Getting help

For iOS, unless you know the cause of the problem, Google is your best bet. Try to imagine how other people would describe the problem, and use those words as your search terms. Also try jargon. Most problems with iOS are down to a mis-configured setting, so try to narrow it down. For the Mac, Google also helps, but you should also create a new admin user account on the Mac, then log out of your parents’ account and into the new one. Very often, this will fix the problem. If so, it means that the problem is being caused by something that is only active on your parents’ user account – an app, a setting, some background process.

In this case, you can either try to locate the problem, or just create a new user account and migrate your parents to that.

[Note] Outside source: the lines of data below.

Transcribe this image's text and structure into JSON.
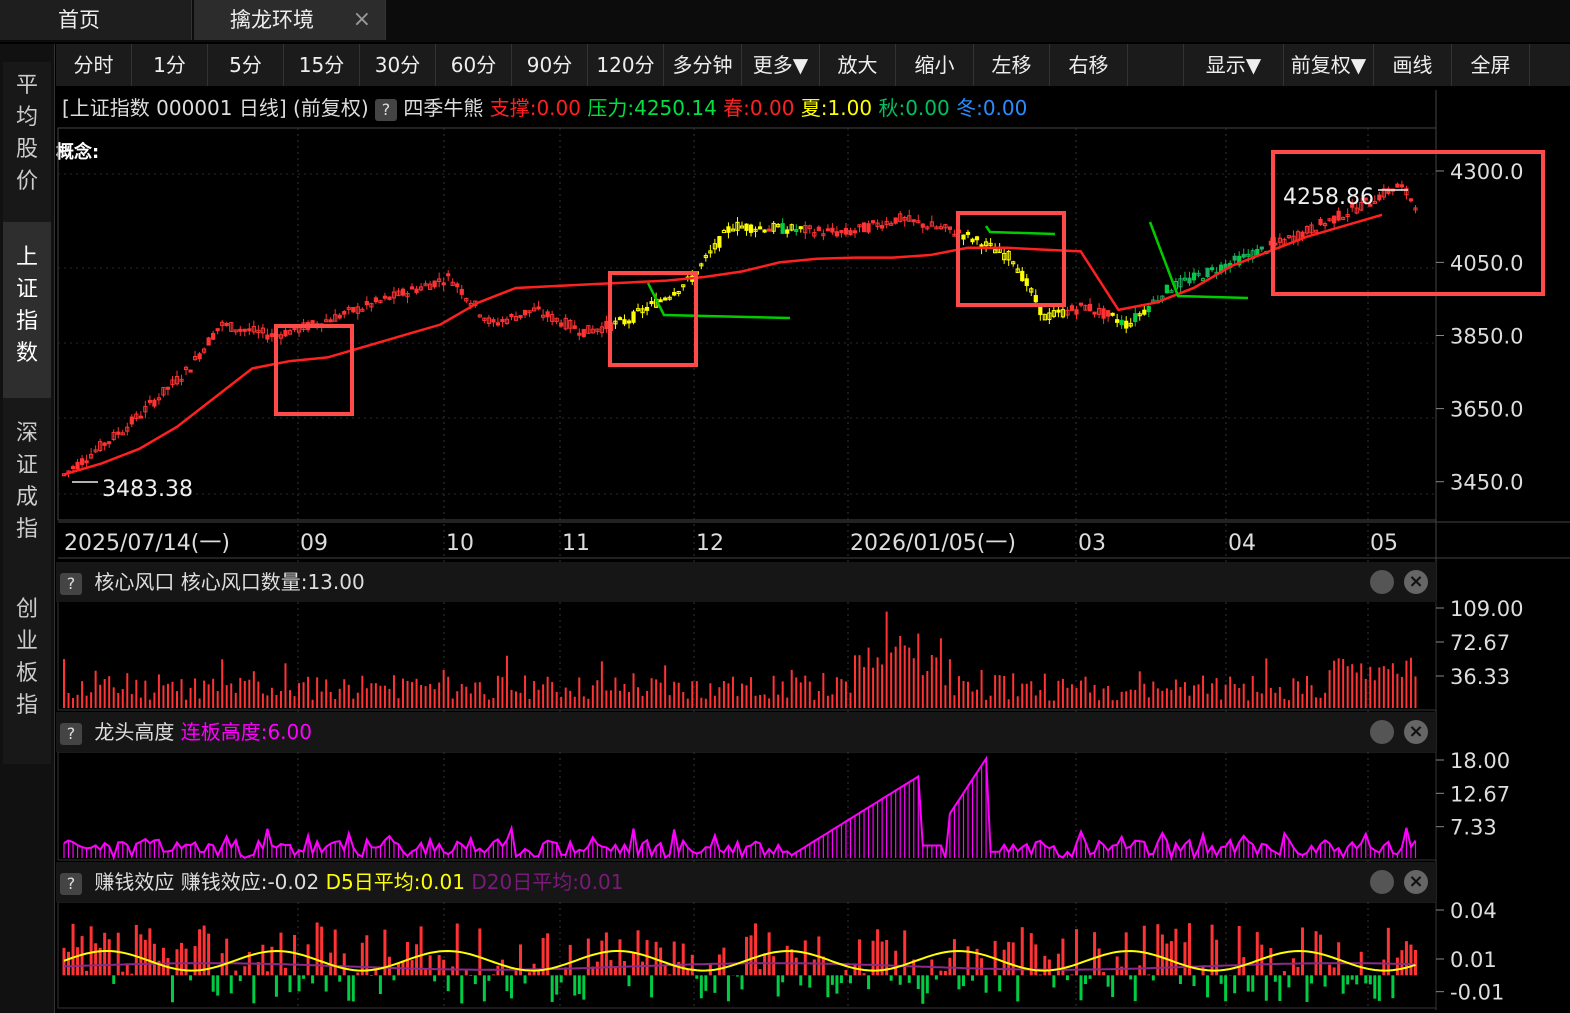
{
  "tabs": [
    {
      "label": "首页",
      "active": false
    },
    {
      "label": "擒龙环境",
      "active": true,
      "close_icon": "×"
    }
  ],
  "toolbar": [
    "分时",
    "1分",
    "5分",
    "15分",
    "30分",
    "60分",
    "90分",
    "120分",
    "多分钟",
    "更多▼",
    "放大",
    "缩小",
    "左移",
    "右移",
    "",
    "显示▼",
    "前复权▼",
    "画线",
    "全屏"
  ],
  "sidebar": [
    {
      "label": "平均股价",
      "active": false
    },
    {
      "label": "上证指数",
      "active": true
    },
    {
      "label": "深证成指",
      "active": false
    },
    {
      "label": "创业板指",
      "active": false
    }
  ],
  "info": {
    "title": "[上证指数 000001 日线]",
    "adjust": "(前复权)",
    "q": "?",
    "indicator": "四季牛熊",
    "support": "支撑:0.00",
    "pressure": "压力:4250.14",
    "spring": "春:0.00",
    "summer": "夏:1.00",
    "autumn": "秋:0.00",
    "winter": "冬:0.00"
  },
  "concept_label": "概念:",
  "annotations": {
    "high": "4258.86",
    "low": "3483.38"
  },
  "colors": {
    "up": "#ff3333",
    "down": "#00cc44",
    "support": "#ff2020",
    "pressure": "#00cc00",
    "summer": "#ffff00",
    "magenta": "#ff00ff",
    "highlight": "#ff4a4a"
  },
  "panels": [
    {
      "q": "?",
      "name": "核心风口",
      "value": "核心风口数量:13.00"
    },
    {
      "q": "?",
      "name": "龙头高度",
      "value": "连板高度:6.00"
    },
    {
      "q": "?",
      "name": "赚钱效应",
      "value": "赚钱效应:-0.02",
      "d5": "D5日平均:0.01",
      "d20": "D20日平均:0.01"
    }
  ],
  "chart_data": [
    {
      "type": "candlestick",
      "title": "上证指数 000001 日线",
      "y_ticks": [
        "4300.0",
        "4050.0",
        "3850.0",
        "3650.0",
        "3450.0"
      ],
      "ylim": [
        3400,
        4330
      ],
      "x_ticks": [
        "2025/07/14(一)",
        "09",
        "10",
        "11",
        "12",
        "2026/01/05(一)",
        "03",
        "04",
        "05"
      ],
      "series": [
        {
          "name": "支撑",
          "values": [
            3470,
            3500,
            3540,
            3600,
            3680,
            3760,
            3780,
            3790,
            3820,
            3850,
            3880,
            3940,
            3980,
            3985,
            3990,
            3995,
            4000,
            4010,
            4025,
            4050,
            4060,
            4063,
            4063,
            4070,
            4090,
            4090,
            4085,
            4080,
            3920,
            3940,
            3980,
            4040,
            4080,
            4120,
            4150,
            4180
          ]
        },
        {
          "name": "压力",
          "values": [
            4150,
            4040,
            4010,
            4000,
            3995,
            3990,
            3985,
            4130,
            4135,
            4140,
            4145,
            4165,
            4095,
            4090,
            4080,
            3995,
            3990,
            3985
          ]
        }
      ],
      "highlights": [
        "3870-3830",
        "3980-4000",
        "4140-4160",
        "4250-4300"
      ]
    },
    {
      "type": "bar",
      "title": "核心风口",
      "y_ticks": [
        "109.00",
        "72.67",
        "36.33"
      ],
      "ylim": [
        0,
        109
      ]
    },
    {
      "type": "bar",
      "title": "龙头高度",
      "y_ticks": [
        "18.00",
        "12.67",
        "7.33"
      ],
      "ylim": [
        2,
        18
      ]
    },
    {
      "type": "bar",
      "title": "赚钱效应",
      "y_ticks": [
        "0.04",
        "0.01",
        "-0.01"
      ],
      "ylim": [
        -0.02,
        0.04
      ]
    }
  ]
}
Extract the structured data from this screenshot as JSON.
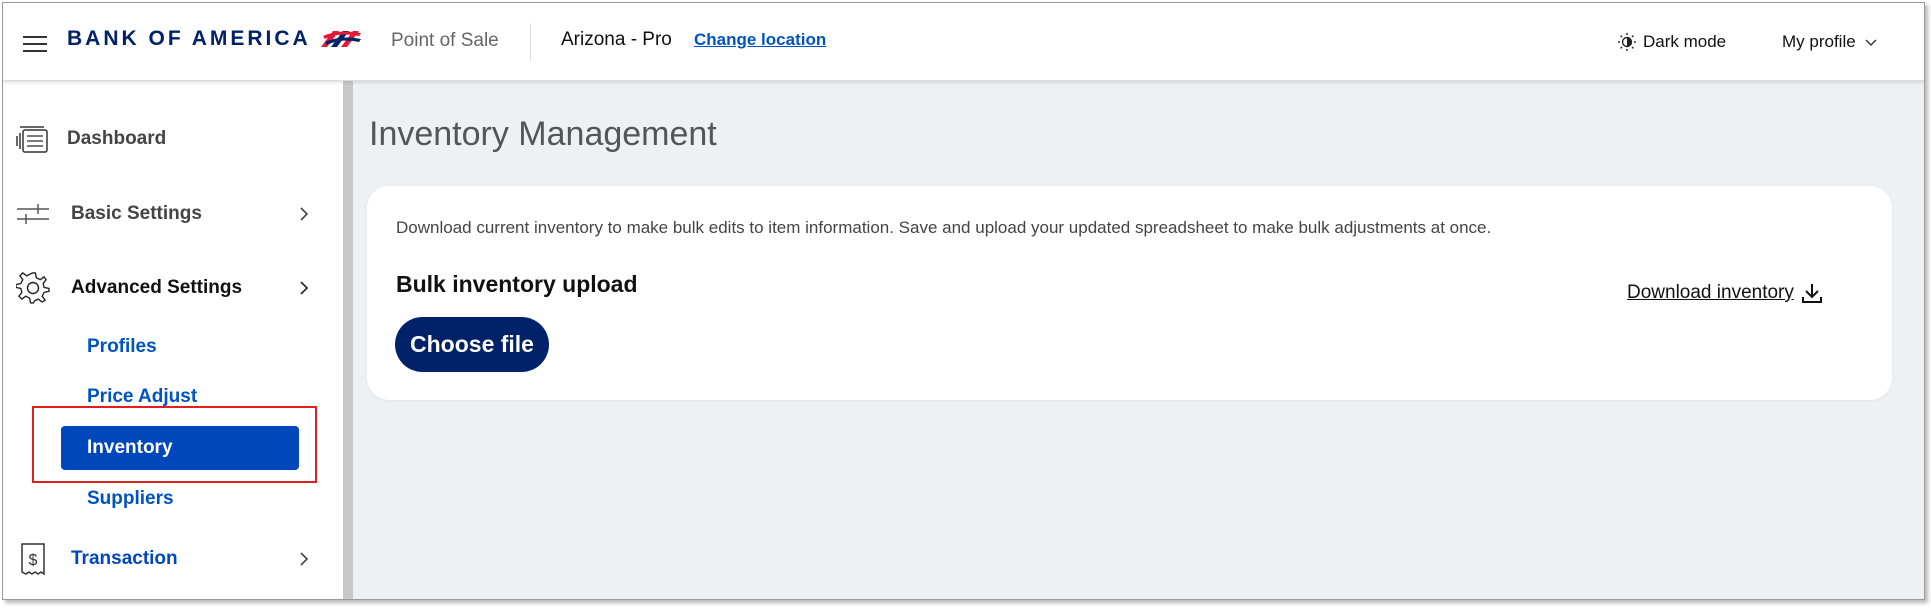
{
  "header": {
    "brand": "BANK OF AMERICA",
    "app_name": "Point of Sale",
    "location_name": "Arizona - Pro",
    "change_location": "Change location",
    "dark_mode": "Dark mode",
    "my_profile": "My profile"
  },
  "sidebar": {
    "items": [
      {
        "label": "Dashboard",
        "icon": "dashboard-icon"
      },
      {
        "label": "Basic Settings",
        "icon": "sliders-icon"
      },
      {
        "label": "Advanced Settings",
        "icon": "gear-icon"
      },
      {
        "label": "Transaction",
        "icon": "receipt-icon"
      }
    ],
    "sub_items": [
      {
        "label": "Profiles"
      },
      {
        "label": "Price Adjust"
      },
      {
        "label": "Inventory",
        "active": true
      },
      {
        "label": "Suppliers"
      }
    ]
  },
  "main": {
    "title": "Inventory Management",
    "description": "Download current inventory to make bulk edits to item information. Save and upload your updated spreadsheet to make bulk adjustments at once.",
    "upload_heading": "Bulk inventory upload",
    "choose_file": "Choose file",
    "download_inventory": "Download inventory"
  },
  "colors": {
    "brand_navy": "#012169",
    "link_blue": "#0053c2",
    "active_blue": "#0047bb",
    "highlight_red": "#e0201d",
    "main_bg": "#eff0f4"
  }
}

The latter option is certainly appealing, but it will inevitably lead to more questions along the lines of “Where’s my…?”.

Ask lots of questions

Instead, ask your parents what the problem is. Discard their first answer, and get them to describe the exact steps they take when before they see the problem. Then, Google the problem and fix it. And remember, at any time you can excuse yourself from the festive proceedings, telling them you have to “check on the backup,” or “format the terminal,” or any buzzwords you can cobble together. It doesn’t matter. The vaguer the better, but avoid terms they may actually know, or you could get pulled off-topic fast.

Pro-tip: do this right, and you won’t have to clear a single table, wash a single dish, or look at any photos from your cousin’s wedding. Of course, they had to get married, because they’re having a baby. My younger sister, already a grandmother…

Finishing touches

For improved future security and trouble-free computing, you might also do the following to your parents computers/devices:

  1. Uninstall any antivirus software. It’s a crutch, and it slows down computers. If it’s a Mac, get rid of it right away. In fact, just wipe the computer and start over. Antivirus has no place on the Mac. On a PC, if your parents are sufficiently good at avoiding dodgy websites, recognizing phishing attacks, and not opening links or attachments in emails, then they don’t need antivirus software either.
  2. Set them up with a password manager. 1Password is good, as is Dashlane (Dashlane is a Cult of Mac sponsor). If they’re on iOS/macOS, iCloud Keychain is perfect. And make sure you upgrade their terrible passwords when you do it. We have a full tutorial on using Dashlane, Official Security Manager of Cult of Mac.
  3. Update the firmware on anything you can. Their router, for instance, especially if you are the person that set them up with a good third-party router in the past, to replace the terrible router supplied by their ISP. Also check for firmware and security updates on any smart home gadgets they might have.
  4. Do not change the router password without very good reason. This could lead to all kinds of things breaking. Unless you want to try to talk your parents through entering a Wi-Fi password into the printer over the phone, sometime in the New Year, then avoid this if at all possible. And don’t forget the TV:
  5. Back to that TV. Make sure to run any software updates on any TVs in the house, and to disable as many of the “smart” features as you can get away with. If anyone complains, just tell them that their TV is spying on them — it’s probably true. The best way to avoid spying TVs is to never let them connect to Wi-Fi. For the initial setup, plug it into the internet with that Ethernet cable you brought with you, and then unplug it after you’re done. If your parents use an Apple TV to get all their shows and movies, then you can leave the TV disconnected. If not, bad luck.

And finally, if anyone asks you to fix their printer, just refuse. The best case is that you manage to find and download the actual up-to-date driver from an entirely Chinese-language website, and that it installs and recognizes the printer. This is, however, extremely unlikely. You will probably just end up throwing something across the room, and drowning your pain in a pint of eggnog.

Which brings me to my final point. Now is the time to hit that nog. You’ve earned it.